Reaching students in a snap

Recently, Snapchat – a photo and video social media platform – surpassed Instagram and Tumblr as the fastest growing social media app for smartphones, with an estimated 200 million Snapchat users, the vast majority of whom are aged 25 or younger, and with 77% of US college students reportedly using Snapchat on a daily basis.

Does this mean that colleges and universities should consider using Snapchat as part of their communication and marketing efforts? Some already do.

The Chronicle of Higher Education has reported that US colleges and universities are using Snapchat to interact with three primary audiences: current students; prospective student-athletes; and prospective students. Of these three groups, it appears the majority of universities use Snapchat to interact and connect with current students.

Tyler Thomas, a social media specialist at the University of Nebraska-Lincoln, or UNL, said his school uses Snapchat to promote campus events, world events, contests, giveaways and to build one-on-one relationships.

“We have seen great growth in our Snapchat community and expect that Snapchat will become more of a priority in the months ahead,” he said.

Thomas said Snapchat was an effective tool because it allowed for quick bursts of content that could be shared in a number of ways, including drawings, graphics and videos.

The University of Houston has also adopted Snapchat, although like UNL, Houston’s primary audience is current students. Jessica Brand, the university’s social media manager, said Houston adopted the app because its user-base was in line with the school’s key demographics.

“We continued to read articles about the growing popularity of the app, and eventually decided we should have a presence there as the university continues to find new ways to engage with our audience,” she said.

High school students

Brand said Houston did not exclusively use Snapchat to reach prospective students, but that did not mean high school students were not benefiting from the university’s efforts.

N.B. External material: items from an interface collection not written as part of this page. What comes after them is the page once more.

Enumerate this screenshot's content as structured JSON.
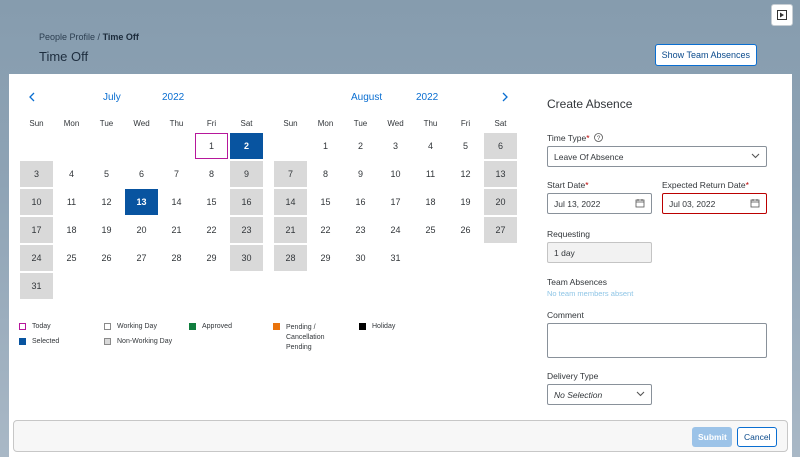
{
  "header": {
    "breadcrumb_parent": "People Profile",
    "breadcrumb_sep": " / ",
    "breadcrumb_current": "Time Off",
    "title": "Time Off",
    "show_team_label": "Show Team Absences"
  },
  "calendar_left": {
    "month": "July",
    "year": "2022",
    "weekdays": [
      "Sun",
      "Mon",
      "Tue",
      "Wed",
      "Thu",
      "Fri",
      "Sat"
    ],
    "leading_blanks": 5,
    "days": [
      "1",
      "2",
      "3",
      "4",
      "5",
      "6",
      "7",
      "8",
      "9",
      "10",
      "11",
      "12",
      "13",
      "14",
      "15",
      "16",
      "17",
      "18",
      "19",
      "20",
      "21",
      "22",
      "23",
      "24",
      "25",
      "26",
      "27",
      "28",
      "29",
      "30",
      "31"
    ],
    "today": "1",
    "selected": [
      "2",
      "13"
    ]
  },
  "calendar_right": {
    "month": "August",
    "year": "2022",
    "weekdays": [
      "Sun",
      "Mon",
      "Tue",
      "Wed",
      "Thu",
      "Fri",
      "Sat"
    ],
    "leading_blanks": 1,
    "days": [
      "1",
      "2",
      "3",
      "4",
      "5",
      "6",
      "7",
      "8",
      "9",
      "10",
      "11",
      "12",
      "13",
      "14",
      "15",
      "16",
      "17",
      "18",
      "19",
      "20",
      "21",
      "22",
      "23",
      "24",
      "25",
      "26",
      "27",
      "28",
      "29",
      "30",
      "31"
    ],
    "today": "",
    "selected": []
  },
  "legend": {
    "today": "Today",
    "selected": "Selected",
    "working_day": "Working Day",
    "non_working_day": "Non-Working Day",
    "approved": "Approved",
    "pending": "Pending / Cancellation Pending",
    "holiday": "Holiday",
    "colors": {
      "today": "#b6179b",
      "selected": "#0854a0",
      "working_day": "#ffffff",
      "non_working_day": "#d9d9d9",
      "approved": "#107e3e",
      "pending": "#e9730c",
      "holiday": "#000000"
    }
  },
  "form": {
    "title": "Create Absence",
    "time_type_label": "Time Type",
    "time_type_value": "Leave Of Absence",
    "start_date_label": "Start Date",
    "start_date_value": "Jul 13, 2022",
    "return_date_label": "Expected Return Date",
    "return_date_value": "Jul 03, 2022",
    "requesting_label": "Requesting",
    "requesting_value": "1 day",
    "team_absences_label": "Team Absences",
    "team_absences_value": "No team members absent",
    "comment_label": "Comment",
    "comment_value": "",
    "delivery_type_label": "Delivery Type",
    "delivery_type_value": "No Selection",
    "required_marker": "*"
  },
  "footer": {
    "submit_label": "Submit",
    "cancel_label": "Cancel"
  },
  "icons": {
    "corner": "expand-icon",
    "prev": "chevron-left-icon",
    "next": "chevron-right-icon",
    "calendar": "calendar-icon",
    "dropdown": "chevron-down-icon",
    "help": "help-icon"
  }
}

“We have not done direct recruiting via Snapchat, but we do tend to share first-hand footage of campus events, which gives prospective students a taste of what it might look like to be here, to be a student, and to be involved,” she said.

Kyle Bruce, assistant director of communication for Eastern Washington University Athletics, said his school decided to use Snapchat after it analysed data on their other social media platforms and realised they were lacking in awareness.

“We decided the best thing for our brand was to create a Snapchat account that would cater specifically to student promotions and awareness around athletic events,” he said.

In addition to drumming up awareness for events, he said the app was growing among athletic programmes: “Snapchat is becoming more and more of a recruiting tool in athletics – different sport programmes are using it to communicate with prospective student-athletes,” Bruce said.

“Our account isn’t geared to this primarily, but we showcase what the game day atmosphere is like, which may help attract prospective student-athletes and students in general.”


A few universities are already actively using Snapchat to reach prospective students. Among these are Tennessee Wesleyan College and the University of Michigan. Tennessee was an early adopter of Snapchat and among the school’s first acts was to create a scavenger hunt for prospective students attending an orientation day in which the school showed its followers images of its mascot.

At the time, the school told USA Today it used the app because it connected with students in a way that was different from other communication mediums.

“Snapchat is immediate, personal and reaches the student where you can find them most: on their phone,” said Brittany Shope, the school’s web coordinator, who has since left the college. “To reach out via a smartphone application like Snapchat as opposed to students’ e-mails makes the student feel like the college has taken extra steps to get in touch with them.”

Bridgett Raper, director of marketing and communications at Tennessee Wesleyan College, said her school’s Snapchat campaign was short-lived, but that they were planning to investigate potential opportunities.

Michigan launched its Snapchat in February last year as a result of both campus research and professional statistical analysis. Nikki Sunstrum, director of social media, said the university found that 77% of its core student population was using the app regularly, and that about 70% were interested in engaging with known brands in the environment.

She said the bulk of activity on Snapchat was to engage current students, but that occasionally it triggers inquiries from prospective students.

Sunstrum said that this year the university planned to collaborate with entities across its campus, including promotion and storytelling for individual schools and organisations and event coverage.

Codes of conduct

Given Snapchat’s increased prominence in the social media landscape, colleges and universities have a unique opportunity to reach and engage current and prospective students.

But there are dangers to consider when evaluating the platform, such as the potential that students will interact with the account in ways that are inappropriate or go against universities’ codes of conduct.

A recent USA Today article covers this threat in detail, noting that Snapchat had its own community guidelines and frequently shuts down contact based on violations of its standards.

However, with proper measures in place, the opportunity may prove to be a fruitful step forward for colleges seeking to be more connected to current and future student bodies – and it might disappear in a “snap” if they don’t act soon.

Abi Mandelbaum is co-founder and chief executive officer of YouVisit, a technology company that develops virtual tours and virtual reality content for a variety of industries, including education, hospitality, real estate, travel and leisure and many others.